It also works well with formatting copied directly from a web page. What this means is, from Word, or a web page copy, you keep all Headings, lists, blockquotes, bold, italic that are in the page as semantic items (for BLEEPS sake, why do people not use the headings styles in Word?). As a test, I did a web age copy from a version of a 2000 online article from years gone by, put in TRU Writer, added some images, and a YouTube clip, and voila:
If I did nothing beyond copy pasting, filling out the form, it might have been a 7 minute effort. By looking for an image and a video clip, I might have piled on 6 more minutes to the process.
Even today, while testing this out, I got a new idea for a feature. I noted in the one shared by Keith Lyons, he started with a bit of explanation of what he was writing about, and it occurred to me to add a field for some end notes, some extra details to say about the piece. Here is what the form looks like now, with several additions since the last write up:
For the author field (the default is “Anonymous”) I added a note to say if you include a twitter handle, it goes with the tweet generated by the button at the bottom of a form. Just in case you want some mention-ness.
Thanks to a great suggestion by John Johnston, I moved the article writing area much higher (doh, in the first version it was below categories and tags). This is a rich text editor, the same one you use inside of WordPress. I was able to use some code mojo to remove buttons not needed (like the “more text” one). I love me some WordPress hooks.

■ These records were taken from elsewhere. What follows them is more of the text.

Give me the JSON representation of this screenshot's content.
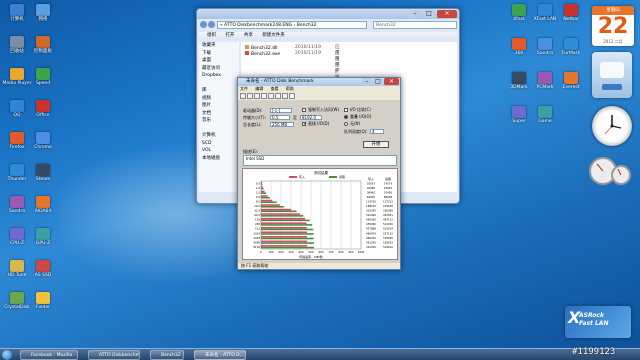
{
  "colors": {
    "desktop": "#1a73c5",
    "taskbar": "#25456d",
    "write_bar": "#d44a6e",
    "read_bar": "#4f8a3a"
  },
  "explorer": {
    "address": "« ATTO Diskbenchmark248.ENG › Bench32",
    "search": "Bench32",
    "menu": [
      "组织",
      "打开",
      "共享",
      "新建文件夹"
    ],
    "nav": [
      "收藏夹",
      "下载",
      "桌面",
      "最近访问",
      "Dropbox",
      "",
      "库",
      "视频",
      "图片",
      "文档",
      "音乐",
      "",
      "计算机",
      "SCD",
      "VOL",
      "本地磁盘"
    ],
    "files": [
      {
        "name": "Bench32.dll",
        "date": "2010/11/19",
        "type": "应用程序扩展"
      },
      {
        "name": "Bench32.exe",
        "date": "2010/11/19",
        "type": "应用程序"
      }
    ]
  },
  "bench": {
    "title": "未命名 - ATTO Disk Benchmark",
    "menu": [
      "文件",
      "编辑",
      "查看",
      "帮助"
    ],
    "labels": {
      "drive": "驱动器(D):",
      "transfer": "传输大小(T):",
      "to": "至",
      "total": "总长度(L):",
      "force_write": "强制写入访问(W)",
      "direct_io": "直接 I/O(D)",
      "io_compare": "I/O 比较(C)",
      "overlapped": "重叠 I/O(O)",
      "neither": "无(N)",
      "queue": "队列深度(Q):",
      "start": "开始",
      "desc_label": "描述(E):",
      "chart_title": "测试结果",
      "write_legend": "写入",
      "read_legend": "读取",
      "write_col": "写入",
      "read_col": "读取",
      "xaxis": "传输速率 - MB/秒",
      "status": "按 F1 获取帮助"
    },
    "values": {
      "drive": "[-c-]",
      "transfer_from": "0.5",
      "transfer_to": "8192.0",
      "total": "256 MB",
      "queue": "4",
      "desc": "Intel SSD"
    }
  },
  "chart_data": {
    "type": "bar",
    "title": "测试结果",
    "xlabel": "传输速率 - MB/秒",
    "categories": [
      "0.5",
      "1.0",
      "2.0",
      "4.0",
      "8.0",
      "16.0",
      "32.0",
      "64.0",
      "128",
      "256",
      "512",
      "1024",
      "2048",
      "4096",
      "8192"
    ],
    "series": [
      {
        "name": "写入",
        "values": [
          10,
          19,
          36,
          65,
          114,
          188,
          302,
          391,
          440,
          455,
          458,
          460,
          461,
          461,
          462
        ]
      },
      {
        "name": "读取",
        "values": [
          14,
          26,
          51,
          89,
          157,
          229,
          356,
          423,
          487,
          512,
          523,
          527,
          528,
          529,
          530
        ]
      }
    ],
    "table_write": [
      "10657",
      "20980",
      "36462",
      "64930",
      "114720",
      "188150",
      "302345",
      "391096",
      "440260",
      "455090",
      "457888",
      "460074",
      "460910",
      "461240",
      "461520"
    ],
    "table_read": [
      "14579",
      "25852",
      "51450",
      "89058",
      "157212",
      "229180",
      "356060",
      "423051",
      "487112",
      "512240",
      "523014",
      "527132",
      "528095",
      "528922",
      "529610"
    ],
    "xlim": [
      0,
      1000
    ],
    "xticks": [
      "0",
      "100",
      "200",
      "300",
      "400",
      "500",
      "600",
      "700",
      "800",
      "900",
      "1000"
    ]
  },
  "desktop_icons": [
    {
      "label": "计算机"
    },
    {
      "label": "网络"
    },
    {
      "label": "回收站"
    },
    {
      "label": "控制面板"
    },
    {
      "label": "Media Player"
    },
    {
      "label": "Speed"
    },
    {
      "label": "QQ"
    },
    {
      "label": "Office"
    },
    {
      "label": "Firefox"
    },
    {
      "label": "Chrome"
    },
    {
      "label": "Thunder"
    },
    {
      "label": "Steam"
    },
    {
      "label": "Sandra"
    },
    {
      "label": "AIDA64"
    },
    {
      "label": "CPU-Z"
    },
    {
      "label": "GPU-Z"
    },
    {
      "label": "HD Tune"
    },
    {
      "label": "AS SSD"
    },
    {
      "label": "CrystalDisk"
    },
    {
      "label": "Folder"
    }
  ],
  "right_icons": [
    {
      "label": "Xfast"
    },
    {
      "label": "XFast LAN"
    },
    {
      "label": "Netbar"
    },
    {
      "label": "360"
    },
    {
      "label": "Sandra"
    },
    {
      "label": "FurMark"
    },
    {
      "label": "3DMark"
    },
    {
      "label": "PCMark"
    },
    {
      "label": "Everest"
    },
    {
      "label": "Super"
    },
    {
      "label": "Game"
    }
  ],
  "gadgets": {
    "calendar_head": "星期四",
    "calendar_day": "22",
    "calendar_sub": "2012 二月",
    "asrock_line1": "ASRock",
    "asrock_line2": "Fast LAN"
  },
  "taskbar": {
    "items": [
      "Facebook - Mozilla",
      "ATTO Diskbenchmar...",
      "Bench32",
      "未命名 - ATTO D..."
    ]
  },
  "watermark": "#1199123"
}
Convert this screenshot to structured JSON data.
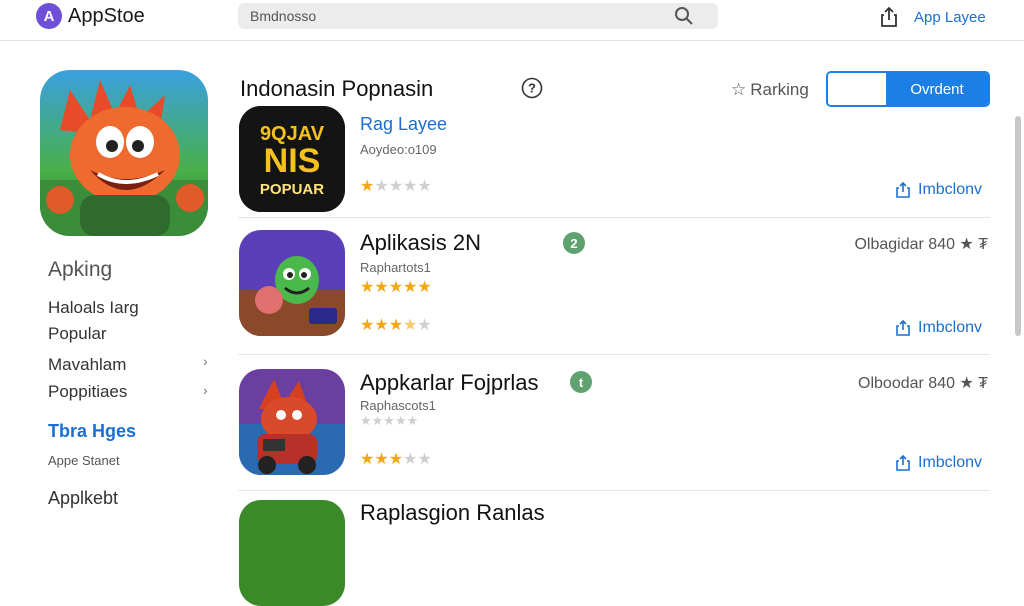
{
  "header": {
    "brand_name": "AppStoe",
    "brand_logo_letter": "A",
    "search_value": "Bmdnosso",
    "top_link": "App Layee"
  },
  "sidebar": {
    "title": "Apking",
    "items": [
      {
        "label": "Haloals Iarg"
      },
      {
        "label": "Popular"
      },
      {
        "label": "Mavahlam"
      },
      {
        "label": "Poppitiaes"
      }
    ],
    "link": "Tbra Hges",
    "small": "Appe Stanet",
    "bottom": "Applkebt"
  },
  "main": {
    "section_title": "Indonasin  Popnasin",
    "ranking_label": "Rarking",
    "segment_label": "Ovrdent",
    "apps": [
      {
        "name": "Rag Layee",
        "developer": "Aoydeo:o109",
        "rating": 1,
        "icon_lines": [
          "9QJAV",
          "NIS",
          "POPUAR"
        ],
        "install": "Imbclonv",
        "meta": "",
        "badge": ""
      },
      {
        "name": "Aplikasis 2N",
        "developer": "Raphartots1",
        "rating": 5,
        "rating2": 3.5,
        "install": "Imbclonv",
        "meta": "Olbagidar 840 ★ ₮",
        "badge": "2"
      },
      {
        "name": "Appkarlar Fojprlas",
        "developer": "Raphascots1",
        "rating": 3,
        "install": "Imbclonv",
        "meta": "Olboodar 840 ★ ₮",
        "badge": "t"
      },
      {
        "name": "Raplasgion Ranlas",
        "developer": "",
        "rating": 0,
        "install": "",
        "meta": "",
        "badge": ""
      }
    ]
  },
  "colors": {
    "accent": "#1b7fe6",
    "star": "#f3a712",
    "badge": "#5fa16f"
  }
}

I also tried to fill in more info for the help tips, a link that opens up info in a lightbox overlay. I really do not see a need to explain every single button, so I linked to the WordPress info. The main things there are some guides for inserting media uploaded, and info on embeds.
This is a real advantage of this tool, the idea would be to take a plain text article, and add in the affordances you have on the web, links, images, and embedded media.
Finally, there is the new form item to add end notes; these get appended to the content when viewed, e.g.
I could tweak this for weeks. The preview/publish process might be clunky, or people might forget to click the final button (no work is lost, it just never gets pushed into the pending post area). I do have an thing rigged to generate notification emails to people the site owner designates as editors. And my clever cookie logout thing is not working.
The idea is that if you want some other features, well heck git it done. It’s a theme. Hack away.
Or publish something. Break the sucker http://splot.ca/writer.
That’s what I will keep doing, though I ought to be pointing efforts elsewhere (more on that soon).
Still from The Artist’s Dream (1913) by John Randolph Bray, wikimedia commons public domain image